“People always make jokes, but at the end of the day a lot of Toronto’s culture comes from Scarborough,” he says.

Aleer Leek, a player on the Varsity Blues men’s basketball team who grew up in Scarborough, says he saw first-hand how excited the community was about local sporting events, while Fabienne Blizzard, co-founder of the Capital Courts Academy and the Cadette National Team coach, speaks about how sports brought her community together growing up.

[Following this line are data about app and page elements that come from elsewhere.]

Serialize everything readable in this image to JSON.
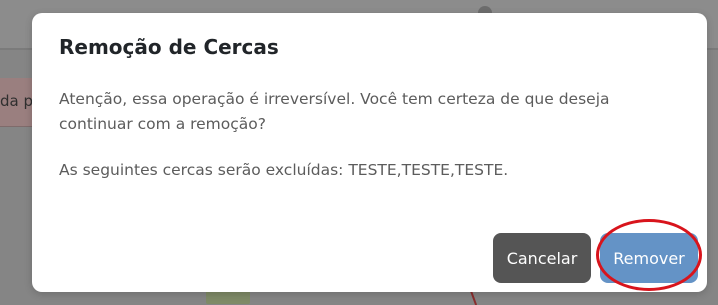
{
  "background": {
    "alert_text_fragment": "da p"
  },
  "modal": {
    "title": "Remoção de Cercas",
    "warning": "Atenção, essa operação é irreversível. Você tem certeza de que deseja continuar com a remoção?",
    "fences_message": "As seguintes cercas serão excluídas: TESTE,TESTE,TESTE.",
    "cancel_label": "Cancelar",
    "remove_label": "Remover"
  },
  "colors": {
    "overlay": "#858585",
    "cancel_button": "#555555",
    "remove_button": "#6493c6",
    "highlight_ring": "#d8141c"
  }
}
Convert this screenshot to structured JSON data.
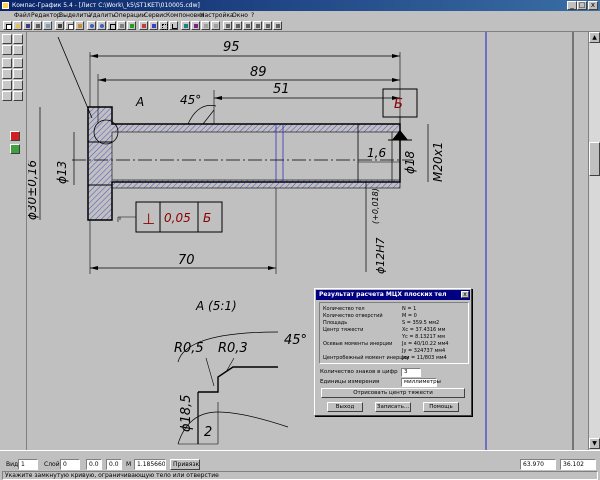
{
  "window": {
    "title": "Компас-График 5.4 - [Лист C:\\Work\\_k5\\ST1KET\\010005.cdw]",
    "controls": [
      "_",
      "□",
      "x"
    ]
  },
  "menu": [
    "Файл",
    "Редактор",
    "Выделить",
    "Удалить",
    "Операции",
    "Сервис",
    "Компоновка",
    "Настройка",
    "Окно",
    "?"
  ],
  "drawing": {
    "dims": {
      "d95": "95",
      "d89": "89",
      "d51": "51",
      "d45": "45°",
      "d70": "70",
      "d13": "ϕ13",
      "d30": "ϕ30±0,16",
      "d18": "ϕ18",
      "m20": "M20x1",
      "d16": "1,6",
      "d12h7": "ϕ12H7",
      "tol": "(+0,018)",
      "r05": "R0,5",
      "r03": "R0,3",
      "a45": "45°",
      "d185": "ϕ18,5",
      "w2": "2"
    },
    "labels": {
      "a": "A",
      "base": "Б",
      "detail": "A  (5:1)"
    },
    "tolerance_frame": {
      "symbol": "⊥",
      "value": "0,05",
      "base": "Б"
    }
  },
  "dialog": {
    "title": "Результат расчета МЦХ плоских тел",
    "close": "x",
    "rows": [
      {
        "label": "Количество тел",
        "value": "N = 1"
      },
      {
        "label": "Количество отверстий",
        "value": "M = 0"
      },
      {
        "label": "Площадь",
        "value": "S = 359.5 мм2"
      },
      {
        "label": "Центр тяжести",
        "value": "Xc = 37.4316 мм"
      },
      {
        "label": "",
        "value": "Yc = 8.13217 мм"
      },
      {
        "label": "Осевые моменты инерции",
        "value": "Jx = 40/10.22 мм4"
      },
      {
        "label": "",
        "value": "Jy = 324737 мм4"
      },
      {
        "label": "Центробежный момент инерции",
        "value": "Jxy = 11/803 мм4"
      }
    ],
    "digits_label": "Количество знаков в цифр",
    "digits_value": "3",
    "units_label": "Единицы измерения",
    "units_value": "миллиметры",
    "draw_center_btn": "Отрисовать центр тяжести",
    "exit_btn": "Выход",
    "save_btn": "Записать...",
    "help_btn": "Помощь"
  },
  "statusbar": {
    "layer_label": "Вид",
    "layer_value": "1",
    "step_label": "Слой",
    "step_value": "0",
    "x_value": "0.0",
    "y_value": "0.0",
    "m_label": "M",
    "scale_value": "1.185660",
    "mode_btn": "Привязки",
    "coord_x": "63.970",
    "coord_y": "36.102",
    "hint": "Укажите замкнутую кривую, ограничивающую тело или отверстие"
  },
  "colors": {
    "titlebar": "#0a246a",
    "dialog_title": "#000080",
    "drawing_line": "#000000",
    "hatch": "#3333cc",
    "frame_text": "#8b0000"
  }
}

Airing biweekly on U of T’s YouTube channel, future episodes of Joe’s Basketball Diaries will delve into the intersection of sports and reconciliation, the significance of sustainability in sports and the complexities that surround transgender athletes. For instance, while much of the mainstream debate on issues of transgender inclusion and sport focuses on elite athletes, Wong says the show is deliberately steering the conversation towards the underlying issues – from the science of sports performance to the sociology of gender and the need for inclusion.

On the topic of sustainability, Wong notes that few sports fans stop to consider the volume of greenhouse gases that are emitted when tens of thousands of people travel to a stadium to watch a big game.

“Sports attract a lot of people – and all the work that goes into putting on a sporting event comes with a carbon price,” he says.

Wong says puts a lot of thought into his hosting the series, often reading hundreds of pages in preparation for an episode, in an effort to go “beyond the headlines.”

Even so, the series’ success – the first season received more than 1.3 million views on YouTube and won several awards – has surprised Wong. “It’s talked about in the extended Toronto community,” he says.

Guests of the show have included three-time Olympian Miranda Ayim and former Toronto Raptors basketball coach Nick Nurse. In addition, the MLSE Foundation, NBA Canada, Sinai Health Foundation, Raptors for Research, and Canada Basketball have all shared interests in connecting with U of T and potentially engaging in future partnerships, Wong says.

He adds that he’s confident viewers will find the second season of Joe’s Basketball Diaries as compelling as the first – and encourages new viewers to explore older episodes.

“They’re timely, but they’re also timeless.”